Michigan Health Watch
In-depth reporting on the intersection between public policy and important health topics ‒ such as insurance coverage, hospital admissions, opioid abuse, access to care, medical research and the business of health care ‒ that impact nearly every Michigan resident.
For grocery workers tasked with serving Michigan customers during the coronavirus pandemic, a nagging question: Does my job put me in the virus’ crosshairs?
The new tests are meant to quicken results for those already hospitalized with symptoms, it will not speed up drive-up screening. Henry Ford expects to test up to 1,000 specimens daily in a month.
Providers are trying to limit COVID-19 testing to the sickest or most at risk of spreading the infection. But shifting criteria and a lack of available tests are causing confusion, even among some doctors.
Hospitals are scrambling to create empty beds in anticipation of a wave of COVID-19 victims, a surge that could swamp the state’s health care system.
Gov. Gretchen Whitmer has closed schools, gyms, theaters and bars. Why not child care centers? The reason: So that medical workers and first responders who need to stay on the job have child care.
For many of Michigan’s elderly, shuttered senior centers, bans on visits at nursing homes and canceled worship services threaten to cut off contact with friends and children.
The new coronavirus offers an extraordinary opportunity to build community — safely, at arm’s length — one pastor assured a mostly empty church.
From college towns to big cities, Michiganders are crowding into bars despite warnings from health officials. That has some calling for Michigan to adopt stricter limits.
Some doctor’s offices are telling patients with flu-like symptoms to stay out of their office to avoid infecting others. And as one man learned, getting tested for coronavirus can be a fool’s errand.
Detroit has turned water back on to fewer than 100 homes despite a program that slashes reconnection fees to $25. City officials say they are racing to solve phone and contractor issues they blame for the delays.
Proactively closing schools might help, but the three weeks that Michigan schools will be shut down may not be long enough to be effective.
Bridge has reached out to the experts to answer your most pressing questions on how to protect your family and what steps you can take to keep your loved ones safe from the new coronavirus.

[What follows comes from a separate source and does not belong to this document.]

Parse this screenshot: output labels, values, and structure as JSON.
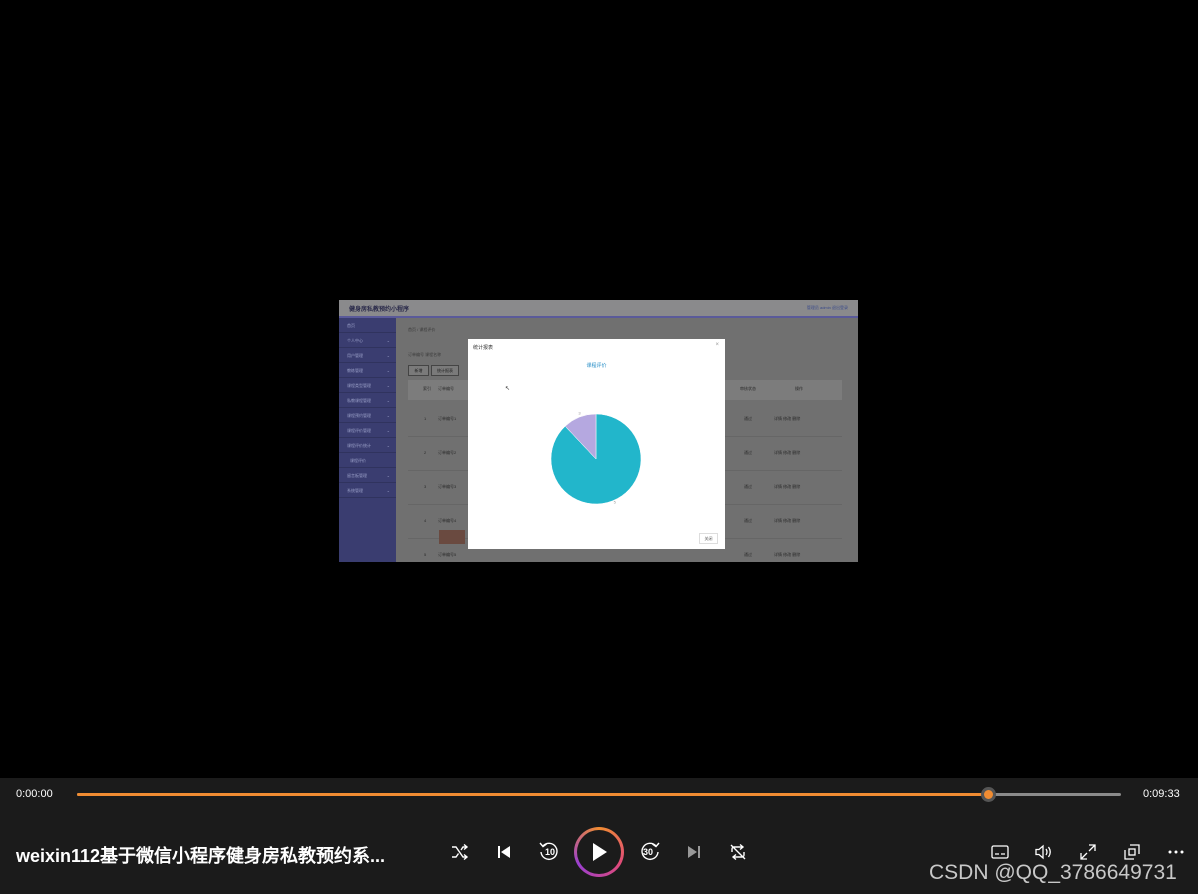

With stores across Michigan running out of cleaning supplies, soap and hand sanitizer as residents seek to protect themselves from coronavirus, a homemade sanitizer recipe may come in handy
Gov. Gretchen Whitmer and the state’s top medical and school leaders announced the new cases, which brings Michigan’s total to 12. The state also is closing schools for three weeks to slow the illness.
Faced with a growing health crisis, the Michigan governor ordered all public schools closed beginning Monday
Michigan has the lowest rate of public health funding in the Midwest, and local governments may strain to provide other services in the wake of the coronavirus.
Seven districts in Washtenaw County are moving to online-only learning beginning Monday, March 16. Districts around the state are wrestling with the pros and cons of closing as Ohio announced it was shutting its public schools.
Health experts say testing needs to ramp up to better track and slow down the spread of the virus. The state says it currently has capacity to test for 1,300 cases of the disease.
Michigan is bracing for more cases, but has no backlog of tests after three state residents tested positive for the virus, Chief Medical Executive Dr. Joneigh S. Khaldun told lawmakers Thursday.
MSU emptied out quickly Wednesday as the school put an end to in-person classes until April. Some students worried about the quality of virtual education. Another is staying in the dorms to avoid his younger sister back home.